Christine M. Stracey

Ph.D. Candidate
Department of Biology and
Florida Museum of Natural History

Research Interests

As an urban ecologist, the goal of my research is to understand how nature works in places where people live and work.  As the area and density of urban environments is increasing, so too is the recognition amongst ecologists that urban environments represent unique opportunities to study ecosystems, communities, populations, and individual organisms in novel landscapes. While many species are adversely affected by urbanization, some species are more abundant in urban and suburban habitats than in more natural areas. The fact that certain species, including some native species, are able to utilize and even flourish in urban settings highlights the potential importance of urban ecosystems in the conservation of biodiversity. Urban ecosystems will never replace or surpass the value of pristine nature reserves for the conservation of biodiversity, but they do provide some unique conservation opportunities.
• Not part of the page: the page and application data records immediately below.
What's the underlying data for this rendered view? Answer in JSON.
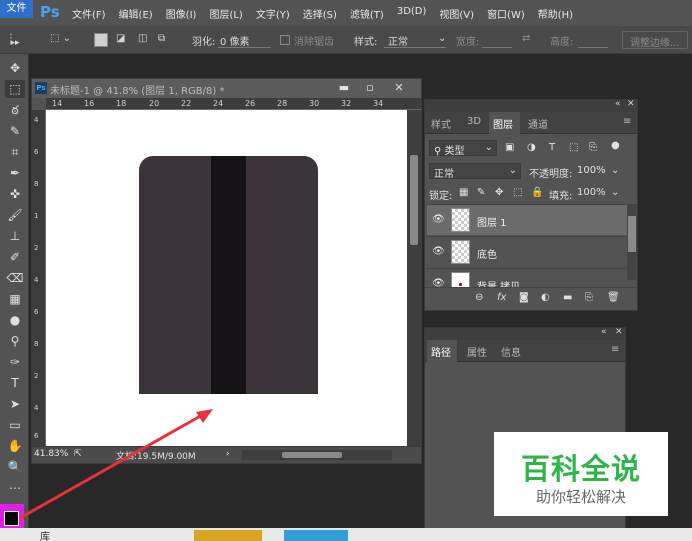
{
  "colors": {
    "accent": "#2f6fc8",
    "ps_blue": "#4aa3f0",
    "card": "#3b353b",
    "stripe": "#141214",
    "arrow": "#e8313a",
    "swatch": "#e21de8",
    "watermark_green": "#2fb44a"
  },
  "menubar": {
    "file_tab": "文件",
    "logo": "Ps",
    "items": [
      "文件(F)",
      "编辑(E)",
      "图像(I)",
      "图层(L)",
      "文字(Y)",
      "选择(S)",
      "滤镜(T)",
      "3D(D)",
      "视图(V)",
      "窗口(W)",
      "帮助(H)"
    ]
  },
  "options": {
    "feather_label": "羽化:",
    "feather_value": "0 像素",
    "antialias_label": "消除锯齿",
    "style_label": "样式:",
    "style_value": "正常",
    "width_label": "宽度:",
    "height_label": "高度:",
    "refine_button": "调整边缘..."
  },
  "document": {
    "title": "未标题-1 @ 41.8% (图层 1, RGB/8) *",
    "ps_mini": "Ps",
    "ruler_top": [
      "14",
      "16",
      "18",
      "20",
      "22",
      "24",
      "26",
      "28",
      "30",
      "32",
      "34"
    ],
    "ruler_left": [
      "4",
      "6",
      "8",
      "1",
      "2",
      "4",
      "6",
      "8",
      "2",
      "4",
      "6"
    ],
    "zoom": "41.83%",
    "doc_info": "文档:19.5M/9.00M",
    "status_arrow": "›"
  },
  "layers_panel": {
    "tabs": [
      "样式",
      "3D",
      "图层",
      "通道"
    ],
    "kind_label": "类型",
    "blend_mode": "正常",
    "opacity_label": "不透明度:",
    "opacity_value": "100%",
    "lock_label": "锁定:",
    "fill_label": "填充:",
    "fill_value": "100%",
    "layers": [
      {
        "name": "图层 1",
        "selected": true
      },
      {
        "name": "底色",
        "selected": false
      },
      {
        "name": "背景 拷贝",
        "selected": false
      }
    ]
  },
  "paths_panel": {
    "tabs": [
      "路径",
      "属性",
      "信息"
    ]
  },
  "watermark": {
    "title": "百科全说",
    "subtitle": "助你轻松解决"
  },
  "bottom": {
    "library": "库"
  }
}
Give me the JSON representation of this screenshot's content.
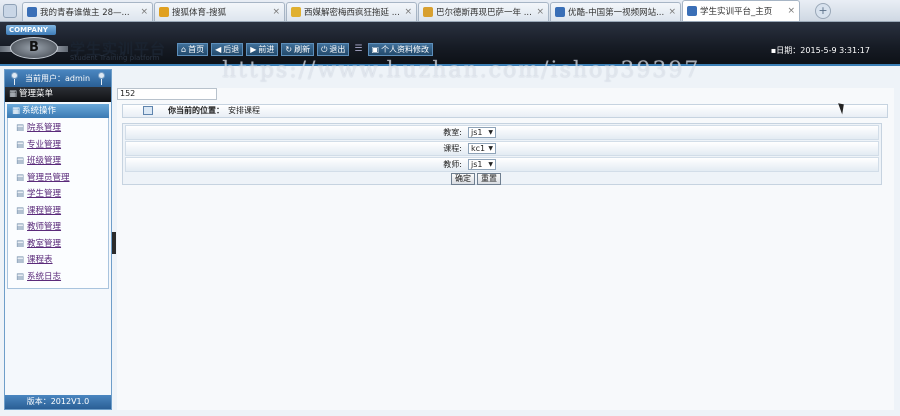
{
  "browser": {
    "tabs": [
      {
        "label": "我的青春谁做主 28—...",
        "icon_color": "#3a6fb7"
      },
      {
        "label": "搜狐体育-搜狐",
        "icon_color": "#e0a020"
      },
      {
        "label": "西媒解密梅西疯狂拖延 ...",
        "icon_color": "#e0b030"
      },
      {
        "label": "巴尔德斯再现巴萨一年 ...",
        "icon_color": "#d8a030"
      },
      {
        "label": "优酷-中国第一视频网站...",
        "icon_color": "#3a6fb7"
      },
      {
        "label": "学生实训平台_主页",
        "icon_color": "#3a6fb7",
        "active": true
      }
    ],
    "newtab_label": "+"
  },
  "header": {
    "company": "COMPANY",
    "logo_letter": "B",
    "brand": "学生实训平台",
    "brand_sub": "Student Training platform",
    "nav": [
      {
        "label": "首页",
        "icon": "home-icon",
        "glyph": "⌂"
      },
      {
        "label": "后退",
        "icon": "back-icon",
        "glyph": "◀"
      },
      {
        "label": "前进",
        "icon": "forward-icon",
        "glyph": "▶"
      },
      {
        "label": "刷新",
        "icon": "refresh-icon",
        "glyph": "↻"
      },
      {
        "label": "退出",
        "icon": "power-icon",
        "glyph": "⏻"
      }
    ],
    "personal_btn": "个人资料修改",
    "date_label": "日期：2015-5-9 3:31:17"
  },
  "watermark": "https://www.huzhan.com/ishop39397",
  "sidebar": {
    "current_user": "当前用户：admin",
    "menu_title": "管理菜单",
    "section_title": "系统操作",
    "items": [
      {
        "label": "院系管理"
      },
      {
        "label": "专业管理"
      },
      {
        "label": "班级管理"
      },
      {
        "label": "管理员管理"
      },
      {
        "label": "学生管理"
      },
      {
        "label": "课程管理"
      },
      {
        "label": "教师管理"
      },
      {
        "label": "教室管理"
      },
      {
        "label": "课程表"
      },
      {
        "label": "系统日志"
      }
    ],
    "version": "版本：2012V1.0"
  },
  "main": {
    "counter": "152",
    "location_label": "你当前的位置：",
    "location_value": "安排课程",
    "form": {
      "classroom_label": "教室:",
      "classroom_value": "js1",
      "course_label": "课程:",
      "course_value": "kc1",
      "teacher_label": "教师:",
      "teacher_value": "js1",
      "confirm": "确定",
      "reset": "重置"
    }
  }
}
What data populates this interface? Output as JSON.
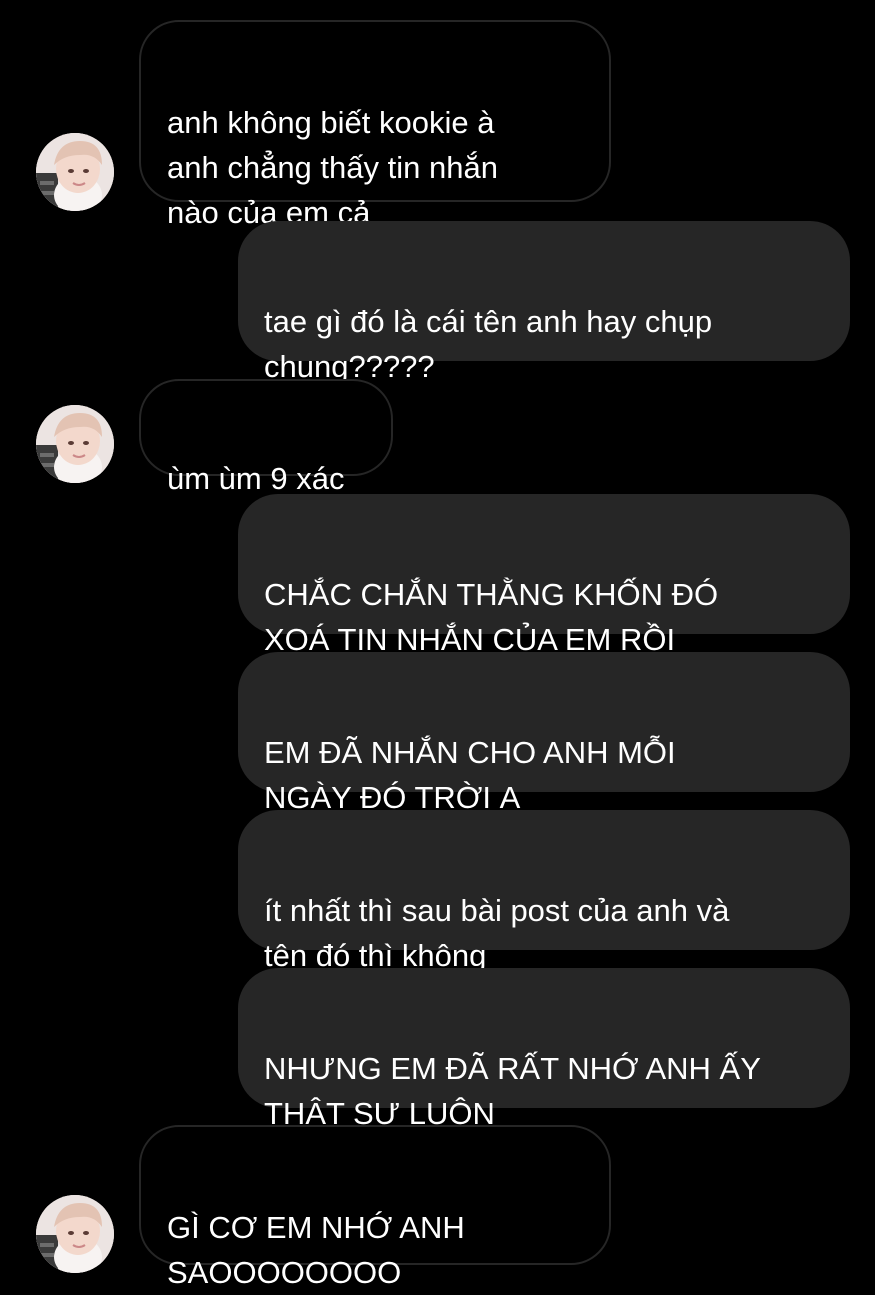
{
  "colors": {
    "background": "#000000",
    "incoming_bubble_border": "#262626",
    "outgoing_bubble_fill": "#262626",
    "text": "#ffffff"
  },
  "messages": [
    {
      "direction": "incoming",
      "text": "anh không biết kookie à\nanh chẳng thấy tin nhắn\nnào của em cả",
      "avatar": "profile-photo"
    },
    {
      "direction": "outgoing",
      "text": "tae gì đó là cái tên anh hay chụp\nchung?????"
    },
    {
      "direction": "incoming",
      "text": "ùm ùm 9 xác",
      "avatar": "profile-photo"
    },
    {
      "direction": "outgoing",
      "text": "CHẮC CHẮN THẰNG KHỐN ĐÓ\nXOÁ TIN NHẮN CỦA EM RỒI"
    },
    {
      "direction": "outgoing",
      "text": "EM ĐÃ NHẮN CHO ANH MỖI\nNGÀY ĐÓ TRỜI Ạ"
    },
    {
      "direction": "outgoing",
      "text": "ít nhất thì sau bài post của anh và\ntên đó thì không"
    },
    {
      "direction": "outgoing",
      "text": "NHƯNG EM ĐÃ RẤT NHỚ ANH ẤY\nTHẬT SỰ LUÔN"
    },
    {
      "direction": "incoming",
      "text": "GÌ CƠ EM NHỚ ANH\nSAOOOOOOOO",
      "avatar": "profile-photo"
    }
  ]
}
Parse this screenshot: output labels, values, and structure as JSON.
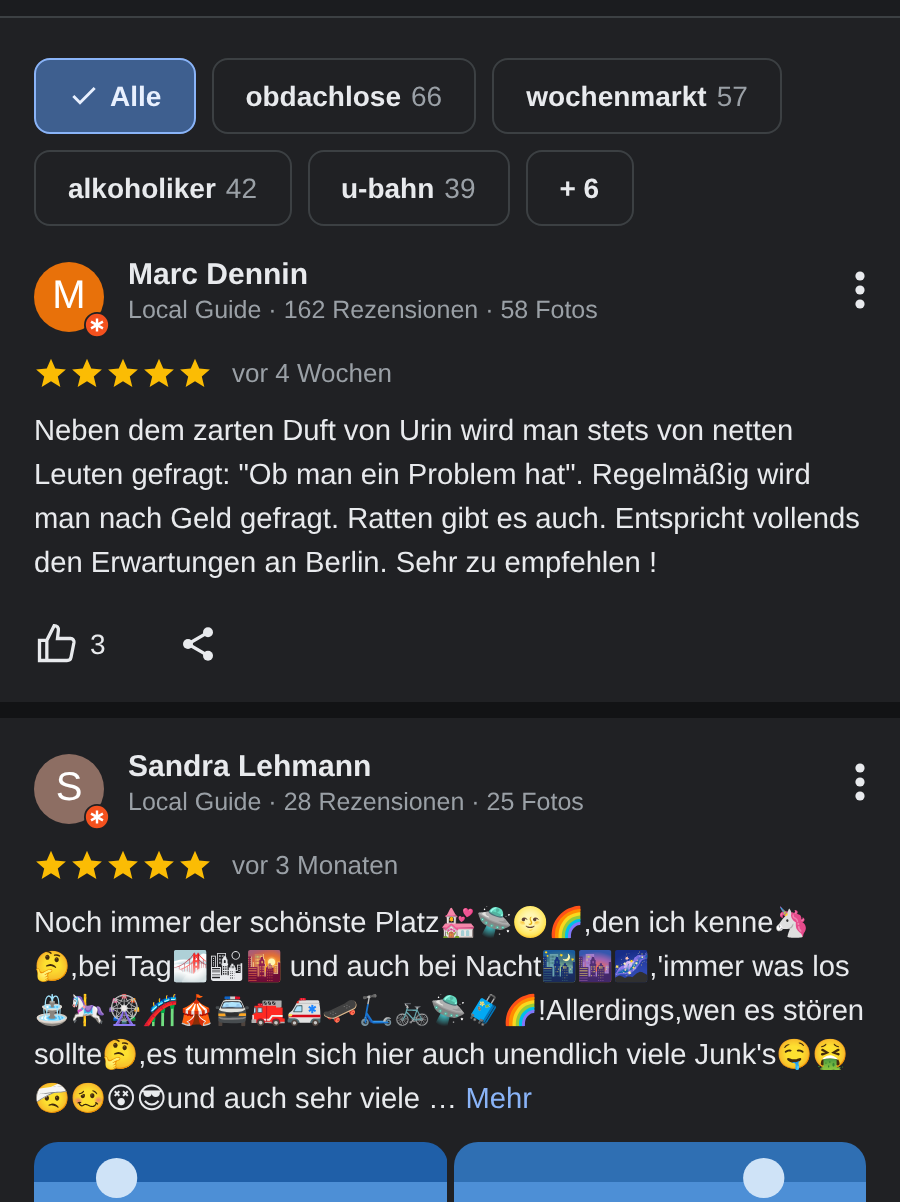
{
  "filters": [
    {
      "label": "Alle",
      "selected": true
    },
    {
      "label": "obdachlose",
      "count": "66",
      "selected": false
    },
    {
      "label": "wochenmarkt",
      "count": "57",
      "selected": false
    },
    {
      "label": "alkoholiker",
      "count": "42",
      "selected": false
    },
    {
      "label": "u-bahn",
      "count": "39",
      "selected": false
    },
    {
      "label": "+ 6",
      "selected": false
    }
  ],
  "reviews": [
    {
      "initial": "M",
      "color": "#e8710a",
      "name": "Marc Dennin",
      "meta": "Local Guide · 162 Rezensionen · 58 Fotos",
      "stars": 5,
      "time": "vor 4 Wochen",
      "text": "Neben dem zarten Duft von Urin wird man stets von netten Leuten gefragt: \"Ob man ein Problem hat\". Regelmäßig wird man nach Geld gefragt. Ratten gibt es auch. Entspricht vollends den Erwartungen an Berlin. Sehr zu empfehlen !",
      "likes": "3"
    },
    {
      "initial": "S",
      "color": "#8d6e63",
      "name": "Sandra Lehmann",
      "meta": "Local Guide · 28 Rezensionen · 25 Fotos",
      "stars": 5,
      "time": "vor 3 Monaten",
      "text": "Noch immer der schönste Platz💒🛸🌝🌈,den ich kenne🦄🤔,bei Tag🌁🏙🌇 und auch bei Nacht🌃🌆🌌,'immer was los⛲🎠🎡🎢🎪🚔🚒🚑🛹🛴🚲🛸🧳🌈!Allerdings,wen es stören sollte🤔,es tummeln sich hier auch unendlich viele Junk's🤤🤮🤕🥴😵😎und auch sehr viele …",
      "more": "Mehr",
      "photos": [
        {
          "kind": "picture"
        },
        {
          "kind": "picture"
        }
      ]
    }
  ]
}
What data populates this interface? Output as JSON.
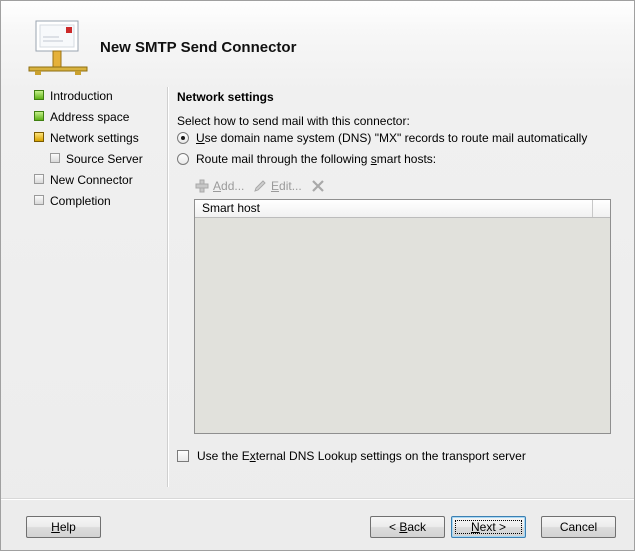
{
  "window": {
    "title": "New SMTP Send Connector"
  },
  "nav": {
    "items": [
      {
        "label": "Introduction",
        "status": "completed"
      },
      {
        "label": "Address space",
        "status": "completed"
      },
      {
        "label": "Network settings",
        "status": "current"
      },
      {
        "label": "Source Server",
        "status": "pending"
      },
      {
        "label": "New Connector",
        "status": "pending"
      },
      {
        "label": "Completion",
        "status": "pending"
      }
    ]
  },
  "content": {
    "section_title": "Network settings",
    "instruction": "Select how to send mail with this connector:",
    "option_dns": {
      "pre": "",
      "accel": "U",
      "post": "se domain name system (DNS) \"MX\" records to route mail automatically",
      "checked": true
    },
    "option_smarthost": {
      "pre": "Route mail through the following ",
      "accel": "s",
      "post": "mart hosts:",
      "checked": false
    },
    "toolbar": {
      "add": {
        "pre": "",
        "accel": "A",
        "post": "dd..."
      },
      "edit": {
        "pre": "",
        "accel": "E",
        "post": "dit..."
      },
      "delete_icon": "delete-x-icon"
    },
    "smart_host_list": {
      "columns": [
        "Smart host"
      ],
      "rows": []
    },
    "external_dns": {
      "pre": "Use the E",
      "accel": "x",
      "post": "ternal DNS Lookup settings on the transport server",
      "checked": false
    }
  },
  "buttons": {
    "help": {
      "pre": "",
      "accel": "H",
      "post": "elp"
    },
    "back": {
      "pre": "< ",
      "accel": "B",
      "post": "ack"
    },
    "next": {
      "pre": "",
      "accel": "N",
      "post": "ext >"
    },
    "cancel": {
      "label": "Cancel"
    }
  },
  "colors": {
    "completed": "#5fb117",
    "current": "#d7a300",
    "pending": "#d9d9d9",
    "list_background": "#e1e1dc",
    "default_button_border": "#3c7fb1"
  }
}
In particular, biodiversity in urban habitats provides vital opportunities to address the “extinction of experience”, in which people living in cities are disconnected from nature and thus do not value it.

In order for urban planners to fully utilize the potential of urban ecosystems, ecologists must first understand the mechanisms that structure urban populations and communities.
 My research, therefore, focuses on urban adapters and exploiters, and I am interested in determining the characteristics of these species that enable them to successfully inhabit urban and suburban environments.  I investigate this question on multiple scales - from changes in individual behavior to community-wide patterns associated with living in towns and cities.

For more information, study results, and cool nest videos please see Mockingbird Research.

Teaching Philosophy

My goals for my students are to provide them with factual knowledge and practical skills, facilitate their intellectual growth, and fully engage them in the process of science.  I believe the best way to teach the process of science is to allow students to participate in original research both in the classroom and through independent projects.  In labs I expect students to formulate their own hypotheses and predictions, as well as to help design the experiments as opposed to following the traditional “cookbook” lab manuals.  Giving students the responsibility of working through this inquiry-based process introduces them to the types of factors that need to be considered when designing experiments and helps them appreciate the idea that there is more than one way to do things.  A critical component of science, which is often under-appreciated by students, is the publication of results.  Therefore, I expect my students to use the primary literature, and whenever possible, strive to contribute to that literature.

Mentoring Philosophy

I have three main goals for the undergraduate students that I mentor.  I help my students to accomplish these by working with them on original research projects and holding weekly lab meetings in which we focus on these topics.

1) To fully engage my students in the process of science.  By allowing students to participate in each step in the process of answering a question, they have the opportunity to experience the creativity of hypothesis generation and the development of methods, the frustrations and failures of data collection, and the thrills of discovery.

2) To help my students to develop critical thinking skills. I encourage students to challenge themselves and others in a constructive manner. Experimental design and study limitations are important considerations in this evaluation and are frequent topics of discussion in my lab group.  Critical evaluation is important not only for science, but also in every day life, as students are confronted with media coverage and advertisements that are constantly making claims.


3) To teach my students to communicate effectively.  Scientists need to be able to communicate in a concise and clear manner with other scientists and also with non-scientists.  I encourage my students to obtain practice in oral communication by telling their family and friends about their research projects.  I also expect students to present their ideas and results to our lab group and at a conference.  They are expected to write a proposal on their research and a manuscript on their results on which I provide feedback.


The research experience is important to help students who are considering careers in science to evaluate if research is right for them.  Furthermore, all the skills they gain working on their research projects, from the ability to communicate to the increase in self confidence, will translate into important life skills no matter what direction their lives ultimately take.